I reached out to a local historian I know on Twitter, who told me that, in fact, most of the heads are meant to represent Bacchus (Greek god of wine), because alcohol was their primary import. This is very clear in the spectacular carving on the corner of Maritime Street, the former offices of “distillers, blenders and manufacturers of cordials”, Robertson, Sanderson & Company, which is replete with vines and bunches of grapes (as well as Scottish thistles).

Figure 4 – Bacchus head, Maritime Lane, Leith (photo by the author). Continue reading

Religious diversity in Jordan: “Docutubes” in Amman and As-Salt

John Maiden

From 2018 to 2022, along with Open University colleagues John Wolffe and Stefanie Sinclair, and scholars and stakeholders across Europe, I was part of the Horizon2020 project ‘Religious Toleration and Peace’ (RETOPEA). The purpose of the project was to explore historic examples of historic religious diversity and coexistence, and to engage young people with this research through a process of creative learning, called the ‘docutube’ methodology. These are short films, scripted, filmed and edited by young people (in schools, youth clubs etc.), which make connections between religious toleration and peace in historical contexts, the present day and their own experiences. So often, we found, European young people tended to assume that the ‘religious past’ was one of intolerance, antagonism, and violence. The point of RETOPEA was to raise awareness of historic ‘counternarratives’ of religious coexistence and peacebuilding.

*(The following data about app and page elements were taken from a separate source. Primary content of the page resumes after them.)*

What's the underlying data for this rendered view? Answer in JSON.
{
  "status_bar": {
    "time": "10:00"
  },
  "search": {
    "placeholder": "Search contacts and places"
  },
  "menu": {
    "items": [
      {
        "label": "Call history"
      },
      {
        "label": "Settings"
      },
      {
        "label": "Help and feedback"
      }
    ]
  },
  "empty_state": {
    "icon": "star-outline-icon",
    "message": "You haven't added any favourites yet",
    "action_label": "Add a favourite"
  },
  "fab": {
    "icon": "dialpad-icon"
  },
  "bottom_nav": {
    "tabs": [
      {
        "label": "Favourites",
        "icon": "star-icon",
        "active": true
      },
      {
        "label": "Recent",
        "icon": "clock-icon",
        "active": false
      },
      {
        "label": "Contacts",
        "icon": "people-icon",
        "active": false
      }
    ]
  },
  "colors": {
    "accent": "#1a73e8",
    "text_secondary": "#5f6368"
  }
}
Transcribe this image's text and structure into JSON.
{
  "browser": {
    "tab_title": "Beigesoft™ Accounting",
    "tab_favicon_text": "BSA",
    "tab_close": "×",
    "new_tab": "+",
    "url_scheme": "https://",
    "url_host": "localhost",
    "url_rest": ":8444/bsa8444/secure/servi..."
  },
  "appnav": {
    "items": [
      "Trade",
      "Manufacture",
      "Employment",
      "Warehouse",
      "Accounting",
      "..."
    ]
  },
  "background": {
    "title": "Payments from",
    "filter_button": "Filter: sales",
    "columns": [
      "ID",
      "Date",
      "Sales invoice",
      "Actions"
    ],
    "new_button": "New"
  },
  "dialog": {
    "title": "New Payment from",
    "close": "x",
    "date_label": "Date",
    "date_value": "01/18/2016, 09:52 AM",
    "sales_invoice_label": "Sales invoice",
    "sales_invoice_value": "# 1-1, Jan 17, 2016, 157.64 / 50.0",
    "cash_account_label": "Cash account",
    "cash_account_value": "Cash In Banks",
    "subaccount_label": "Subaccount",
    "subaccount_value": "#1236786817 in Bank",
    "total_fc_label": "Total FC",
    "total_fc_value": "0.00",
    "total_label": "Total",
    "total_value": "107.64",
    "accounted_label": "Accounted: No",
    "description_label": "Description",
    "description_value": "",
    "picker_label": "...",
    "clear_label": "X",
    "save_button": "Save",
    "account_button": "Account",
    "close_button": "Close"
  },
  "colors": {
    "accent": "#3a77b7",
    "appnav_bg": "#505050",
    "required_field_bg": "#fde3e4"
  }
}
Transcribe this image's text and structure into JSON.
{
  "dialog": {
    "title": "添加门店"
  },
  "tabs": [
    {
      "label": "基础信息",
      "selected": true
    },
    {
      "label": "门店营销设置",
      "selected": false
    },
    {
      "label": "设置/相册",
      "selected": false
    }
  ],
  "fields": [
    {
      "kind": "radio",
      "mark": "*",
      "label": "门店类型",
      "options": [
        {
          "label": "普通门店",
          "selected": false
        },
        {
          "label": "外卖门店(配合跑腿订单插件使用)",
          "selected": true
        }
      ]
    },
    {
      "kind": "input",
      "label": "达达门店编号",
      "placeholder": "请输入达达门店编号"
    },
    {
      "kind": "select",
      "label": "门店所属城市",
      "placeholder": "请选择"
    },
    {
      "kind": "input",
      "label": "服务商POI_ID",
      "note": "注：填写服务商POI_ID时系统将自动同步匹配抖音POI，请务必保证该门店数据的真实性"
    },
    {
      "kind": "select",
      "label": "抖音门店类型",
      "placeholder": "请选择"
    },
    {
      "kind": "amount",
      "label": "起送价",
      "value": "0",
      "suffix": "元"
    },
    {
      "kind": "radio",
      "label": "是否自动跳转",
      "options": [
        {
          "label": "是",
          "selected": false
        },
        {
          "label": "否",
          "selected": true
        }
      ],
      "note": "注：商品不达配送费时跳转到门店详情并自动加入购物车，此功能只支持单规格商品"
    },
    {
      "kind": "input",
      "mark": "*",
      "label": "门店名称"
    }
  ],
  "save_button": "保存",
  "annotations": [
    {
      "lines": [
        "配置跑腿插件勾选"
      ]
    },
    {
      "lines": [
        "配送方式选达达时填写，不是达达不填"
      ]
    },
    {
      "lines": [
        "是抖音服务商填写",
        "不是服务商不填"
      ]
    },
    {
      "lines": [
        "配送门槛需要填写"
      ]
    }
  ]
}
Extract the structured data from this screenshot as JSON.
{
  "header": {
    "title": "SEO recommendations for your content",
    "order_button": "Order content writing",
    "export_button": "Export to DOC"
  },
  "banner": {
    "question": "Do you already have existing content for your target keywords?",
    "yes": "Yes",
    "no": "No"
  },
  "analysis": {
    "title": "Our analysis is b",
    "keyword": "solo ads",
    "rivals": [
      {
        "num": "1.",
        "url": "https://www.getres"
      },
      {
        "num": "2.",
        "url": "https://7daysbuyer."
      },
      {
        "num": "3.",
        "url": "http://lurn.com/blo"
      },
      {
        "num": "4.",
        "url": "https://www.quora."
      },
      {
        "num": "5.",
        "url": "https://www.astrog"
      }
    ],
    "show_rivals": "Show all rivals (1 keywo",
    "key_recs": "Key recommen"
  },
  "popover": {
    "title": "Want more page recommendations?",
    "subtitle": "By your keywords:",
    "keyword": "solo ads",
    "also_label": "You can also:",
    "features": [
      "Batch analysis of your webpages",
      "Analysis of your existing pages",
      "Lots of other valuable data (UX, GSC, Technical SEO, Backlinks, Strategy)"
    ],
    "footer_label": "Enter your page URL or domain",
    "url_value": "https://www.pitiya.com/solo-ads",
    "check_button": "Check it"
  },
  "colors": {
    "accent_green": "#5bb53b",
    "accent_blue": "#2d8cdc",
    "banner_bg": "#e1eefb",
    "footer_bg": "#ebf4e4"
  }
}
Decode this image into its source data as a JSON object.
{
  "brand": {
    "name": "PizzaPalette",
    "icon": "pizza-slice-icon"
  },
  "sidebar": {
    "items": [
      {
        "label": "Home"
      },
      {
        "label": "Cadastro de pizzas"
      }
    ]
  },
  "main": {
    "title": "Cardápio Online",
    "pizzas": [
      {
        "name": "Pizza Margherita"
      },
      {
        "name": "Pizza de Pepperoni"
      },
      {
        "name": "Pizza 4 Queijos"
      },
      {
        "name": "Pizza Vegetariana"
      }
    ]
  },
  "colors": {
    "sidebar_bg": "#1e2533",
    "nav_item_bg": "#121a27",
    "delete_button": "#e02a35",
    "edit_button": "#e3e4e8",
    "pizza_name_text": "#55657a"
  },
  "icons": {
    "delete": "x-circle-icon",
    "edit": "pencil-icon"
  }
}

In September 2023, along with Research Associate Dr Katelin Teller we took the ‘docutubes’ methodology outside of Europe, and to a Muslim majority context, for the first time. Our partner on the ground was the Royal Institute of Inter-Faith Studies (RIIFS) in Amman, an institution which promotes research and engagement in the area of religious diversity. The group of young people were aged 18-22 and each from a Muslim background. At the beginning of the workshop, we examined historic sources on religious coexistence in Jordan and the Middle East more widely. We looked at the significance of the figure of Saint George and Al-Khadar amongst Christians and Muslims, including examples of multi-religious space and popular religious practice in relation to this figure, for example as described by the Muslim geographer al-Muqaddasi (946-1000) in Lod. We looked at religious clothing in Jordan, for instance where local Catholic priests had dressed similarly to Bedouin. We examined too the Amman Message, a statement on diversity and unity in the Muslim world, which RIIFS had a major role in putting together.

Once young people had engaged with wider themes of religious coexistence, we visited the city of As-Salt. Here they were able to visit both Catholic and Orthodox churches, a marketplace used by both communities, and interview religious leaders in a city which has a long reputation for ‘everyday’ peaceful coexistence between Christians and Muslims. Here, the young people filmed their docutubes, drawing on their previous day’s thinking on historic sources and their observations of the material examples of religious diversity in the city.

The point of making docutubes is to enable deep, creative learning. Rather than give the young people historical ‘facts’, we seek to give them the chance to engage with historical sources and material environments. The insightful nature of the young peoples’ films, which will soon be made available (in Arabic, with English subtitles) at www.retopea.eu, indicates the potential of this approach.